[Opening Records section]

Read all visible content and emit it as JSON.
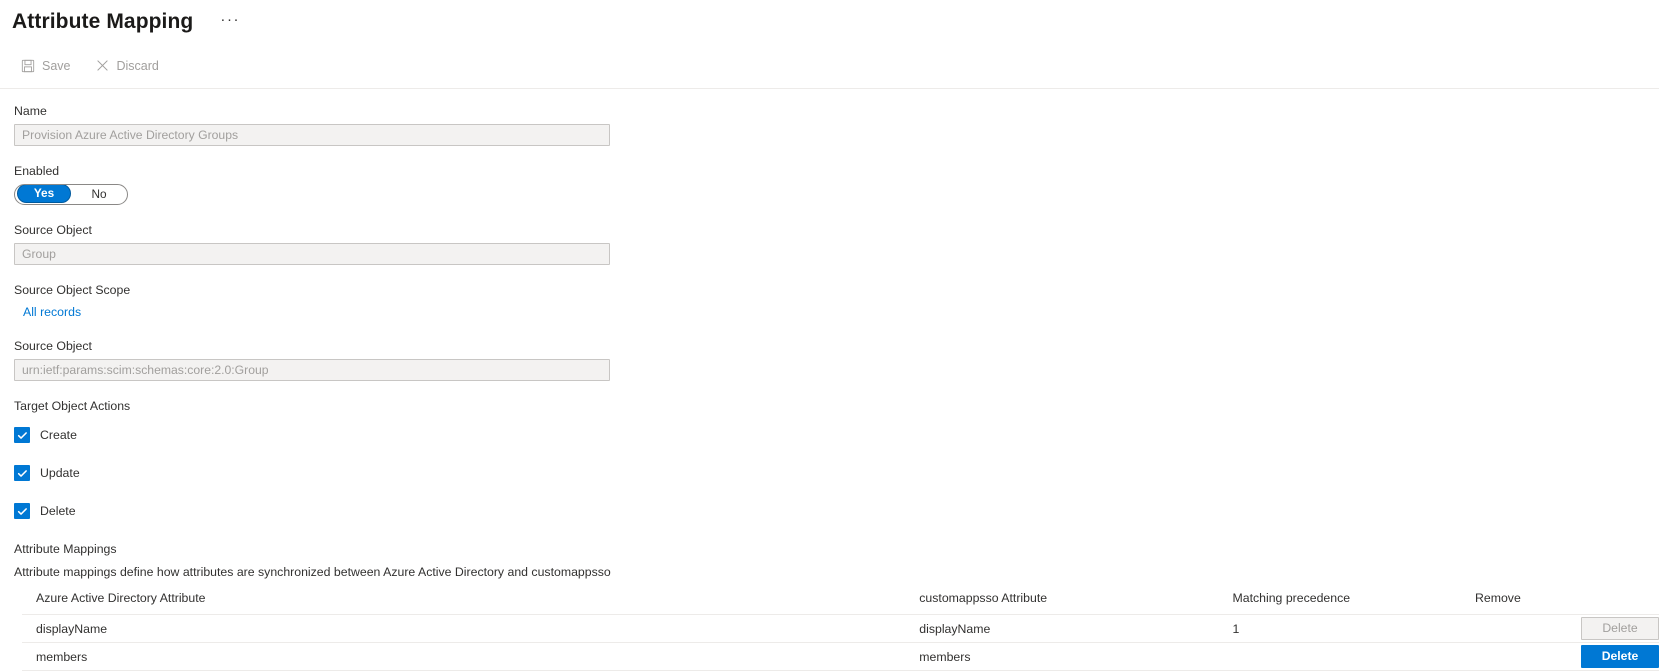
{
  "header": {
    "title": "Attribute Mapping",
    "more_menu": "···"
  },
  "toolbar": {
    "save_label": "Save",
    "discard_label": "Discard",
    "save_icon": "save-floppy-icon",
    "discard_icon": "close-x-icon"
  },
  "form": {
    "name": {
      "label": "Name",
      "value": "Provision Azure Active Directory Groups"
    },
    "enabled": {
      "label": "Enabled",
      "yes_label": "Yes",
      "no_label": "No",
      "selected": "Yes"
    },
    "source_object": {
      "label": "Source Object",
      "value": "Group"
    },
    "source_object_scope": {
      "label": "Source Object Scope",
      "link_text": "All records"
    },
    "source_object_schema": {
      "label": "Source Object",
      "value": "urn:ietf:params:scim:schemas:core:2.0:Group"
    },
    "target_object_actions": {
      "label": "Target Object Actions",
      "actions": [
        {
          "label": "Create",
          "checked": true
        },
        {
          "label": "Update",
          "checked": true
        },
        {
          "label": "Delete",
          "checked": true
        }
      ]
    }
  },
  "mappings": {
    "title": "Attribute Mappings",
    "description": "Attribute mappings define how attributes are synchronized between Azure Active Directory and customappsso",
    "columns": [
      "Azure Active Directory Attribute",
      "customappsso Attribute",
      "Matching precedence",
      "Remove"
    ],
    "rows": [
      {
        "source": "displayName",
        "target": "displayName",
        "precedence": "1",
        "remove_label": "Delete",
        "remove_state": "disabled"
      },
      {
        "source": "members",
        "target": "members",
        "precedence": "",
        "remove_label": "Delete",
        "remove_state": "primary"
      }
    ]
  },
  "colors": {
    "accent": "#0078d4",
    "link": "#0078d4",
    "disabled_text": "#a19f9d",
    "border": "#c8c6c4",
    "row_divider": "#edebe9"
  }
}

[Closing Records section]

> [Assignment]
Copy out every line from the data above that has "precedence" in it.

> [Solution]
      "Matching precedence",
        "precedence": "1",
        "precedence": "",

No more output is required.